Boycott advocates claim victory as General Mills divests its Israeli dough operation

Sign up for Weekday J and get the latest on what's happening in the Jewish Bay Area.

General Mills announced Tuesday it would be fully divesting from a business venture in Israel that had operated in an East Jerusalem settlement, in a move pro-Palestinian activists celebrated as the result of their campaign against the food conglomerate.

The Minnesota-based company has operated a Pillsbury frozen-food factory in the Atarot Industrial Zone since 2002, in a joint venture with Israeli investment group Bodan Holdings. In a statement, the company said it would sell its majority stake in the venture back to Bodan as part of a larger international investment strategy.

General Mills’ statement did not mention politics and noted that the company had previously moved to sell off its European dough business, as well, also divesting from countries including Germany, the United Kingdom and Ireland.

In a statement to the Jewish Telegraphic Agency, the company also denied that politics had anything to do with its decision.

“We have made clear the global business strategy that drove this decision,” company spokesperson Kelsey Roemhildt said. “Any claims by others taking credit for this decision are false. We continue to sell our products in Israel and look forward to continuing to serve Israeli consumers with our other brands.”

Still, some pro-Palestinian activists rushed to take credit for the move.
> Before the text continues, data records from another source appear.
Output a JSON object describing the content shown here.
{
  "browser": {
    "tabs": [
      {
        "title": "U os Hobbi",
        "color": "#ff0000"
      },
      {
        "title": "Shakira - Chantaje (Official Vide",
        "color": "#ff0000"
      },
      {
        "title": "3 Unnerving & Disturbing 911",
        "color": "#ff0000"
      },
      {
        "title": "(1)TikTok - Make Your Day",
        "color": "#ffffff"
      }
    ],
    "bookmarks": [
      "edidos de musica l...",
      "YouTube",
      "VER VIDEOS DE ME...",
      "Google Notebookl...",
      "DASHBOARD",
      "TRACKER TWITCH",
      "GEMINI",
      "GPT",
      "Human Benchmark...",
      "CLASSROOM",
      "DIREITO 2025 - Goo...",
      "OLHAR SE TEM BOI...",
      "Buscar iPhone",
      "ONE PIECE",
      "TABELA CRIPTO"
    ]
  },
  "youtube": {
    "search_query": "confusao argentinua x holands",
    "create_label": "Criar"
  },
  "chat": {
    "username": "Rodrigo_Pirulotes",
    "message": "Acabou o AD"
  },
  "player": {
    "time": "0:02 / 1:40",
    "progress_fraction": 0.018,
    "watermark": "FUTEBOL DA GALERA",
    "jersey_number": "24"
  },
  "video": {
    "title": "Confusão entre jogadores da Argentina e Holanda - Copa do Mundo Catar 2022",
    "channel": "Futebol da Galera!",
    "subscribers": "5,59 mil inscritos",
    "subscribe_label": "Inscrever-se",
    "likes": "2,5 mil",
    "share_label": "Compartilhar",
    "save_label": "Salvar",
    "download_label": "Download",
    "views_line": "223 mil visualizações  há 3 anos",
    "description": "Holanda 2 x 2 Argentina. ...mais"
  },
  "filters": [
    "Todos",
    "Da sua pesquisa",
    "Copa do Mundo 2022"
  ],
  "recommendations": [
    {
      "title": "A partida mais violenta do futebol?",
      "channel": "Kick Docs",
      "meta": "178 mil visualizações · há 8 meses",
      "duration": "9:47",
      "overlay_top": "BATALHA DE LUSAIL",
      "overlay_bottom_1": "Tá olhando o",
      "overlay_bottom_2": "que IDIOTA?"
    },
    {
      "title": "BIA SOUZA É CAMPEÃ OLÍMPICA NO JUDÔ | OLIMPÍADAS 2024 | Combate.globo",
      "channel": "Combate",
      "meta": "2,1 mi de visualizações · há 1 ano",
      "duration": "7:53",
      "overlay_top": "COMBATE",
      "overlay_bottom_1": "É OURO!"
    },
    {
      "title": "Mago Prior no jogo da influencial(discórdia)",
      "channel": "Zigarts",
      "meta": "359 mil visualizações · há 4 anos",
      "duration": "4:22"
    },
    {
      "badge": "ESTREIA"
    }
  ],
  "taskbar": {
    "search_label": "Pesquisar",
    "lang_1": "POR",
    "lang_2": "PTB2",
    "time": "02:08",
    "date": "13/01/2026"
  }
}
General Mills has been on their radar since it was included in a 2020 United Nations database of companies doing business in Israeli settlements.

American Friends Service Committee, a Quaker-affiliated activist organization that has been pushing the company to end its Israel operations via a campaign called “No Dough For The Occupation,” took credit for the divestment in a statement.

“General Mills’ divestment shows that public pressure works even on the largest of corporations,” Noam Perry, a member of the group’s Economic Activism team, said in the statement.

Descendants of the Pillsbury family, who no longer own the company, urged a boycott of its products last April in the Minneapolis Star-Tribune because of the factory in Atarot. “We call on General Mills to stop doing business on occupied land,” reads the op-ed, signed by Quinnipac University professor and Green Party activist Charlie Pillsbury and four other members of the Pillsbury family.

The divestment carried echoes of another food producer’s Israel-related move: last year’s decision by ice-cream manufacturer Ben & Jerry’s to stop selling ice cream in “Occupied Palestinian Territory.” In that case, the decision was explicitly political, coming on the heels of Israel’s deadly conflict with Hamas.

And the blowback was swift, with Jewish groups and several state governments lining up to not only boycott Ben & Jerry’s products but also divest from its parent company, the British multinational conglomerate Unilever — in many cases citing anti-Boycott, Divestment, Sanctions laws to do so.

Andrew Lapin

Andrew Lapin is the Managing Editor for Local News at the Jewish Telegraphic Agency.


Content distributed by the Jewish Telegraphic Agency news service.